*** Opening of ENTRIES SHOWN ***

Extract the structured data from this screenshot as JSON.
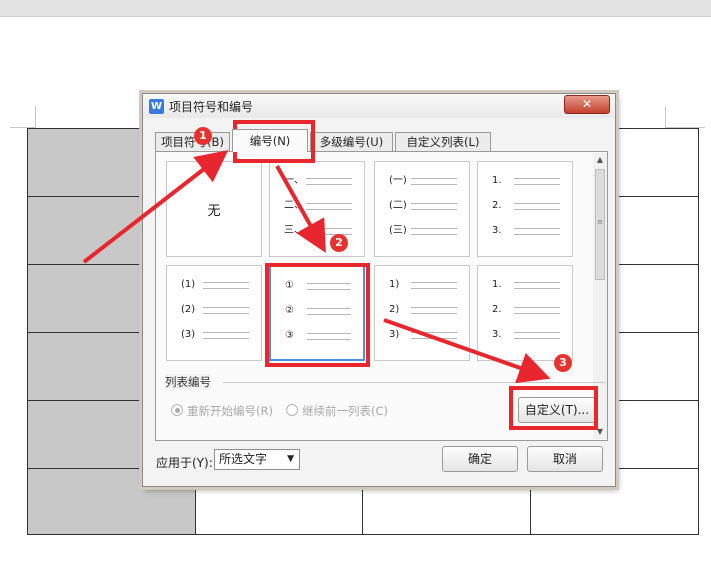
{
  "dialog": {
    "title": "项目符号和编号",
    "logo_letter": "W",
    "close": "✕",
    "tabs": [
      {
        "label": "项目符号(B)"
      },
      {
        "label": "编号(N)"
      },
      {
        "label": "多级编号(U)"
      },
      {
        "label": "自定义列表(L)"
      }
    ],
    "active_tab": 1,
    "gallery": {
      "none_label": "无",
      "tiles": [
        {
          "markers": []
        },
        {
          "markers": [
            "一、",
            "二、",
            "三、"
          ]
        },
        {
          "markers": [
            "(一)",
            "(二)",
            "(三)"
          ]
        },
        {
          "markers": [
            "1.",
            "2.",
            "3."
          ]
        },
        {
          "markers": [
            "(1)",
            "(2)",
            "(3)"
          ]
        },
        {
          "markers": [
            "①",
            "②",
            "③"
          ]
        },
        {
          "markers": [
            "1)",
            "2)",
            "3)"
          ]
        },
        {
          "markers": [
            "1.",
            "2.",
            "3."
          ]
        }
      ],
      "selected_index": 5
    },
    "list_numbering": {
      "section_label": "列表编号",
      "restart": "重新开始编号(R)",
      "continue": "继续前一列表(C)",
      "custom_button": "自定义(T)..."
    },
    "apply_to": {
      "label": "应用于(Y):",
      "value": "所选文字"
    },
    "ok": "确定",
    "cancel": "取消"
  },
  "annotations": [
    "1",
    "2",
    "3"
  ],
  "colors": {
    "annotation_red": "#e8262e",
    "selection_blue": "#4a90e2"
  }
}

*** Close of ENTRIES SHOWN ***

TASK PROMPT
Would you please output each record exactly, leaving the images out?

EXERCISE ANSWER
Extract the structured data from this screenshot as JSON.
{
  "dialog": {
    "title": "项目符号和编号",
    "logo_letter": "W",
    "close": "✕",
    "tabs": [
      {
        "label": "项目符号(B)"
      },
      {
        "label": "编号(N)"
      },
      {
        "label": "多级编号(U)"
      },
      {
        "label": "自定义列表(L)"
      }
    ],
    "active_tab": 1,
    "gallery": {
      "none_label": "无",
      "tiles": [
        {
          "markers": []
        },
        {
          "markers": [
            "一、",
            "二、",
            "三、"
          ]
        },
        {
          "markers": [
            "(一)",
            "(二)",
            "(三)"
          ]
        },
        {
          "markers": [
            "1.",
            "2.",
            "3."
          ]
        },
        {
          "markers": [
            "(1)",
            "(2)",
            "(3)"
          ]
        },
        {
          "markers": [
            "①",
            "②",
            "③"
          ]
        },
        {
          "markers": [
            "1)",
            "2)",
            "3)"
          ]
        },
        {
          "markers": [
            "1.",
            "2.",
            "3."
          ]
        }
      ],
      "selected_index": 5
    },
    "list_numbering": {
      "section_label": "列表编号",
      "restart": "重新开始编号(R)",
      "continue": "继续前一列表(C)",
      "custom_button": "自定义(T)..."
    },
    "apply_to": {
      "label": "应用于(Y):",
      "value": "所选文字"
    },
    "ok": "确定",
    "cancel": "取消"
  },
  "annotations": [
    "1",
    "2",
    "3"
  ],
  "colors": {
    "annotation_red": "#e8262e",
    "selection_blue": "#4a90e2"
  }
}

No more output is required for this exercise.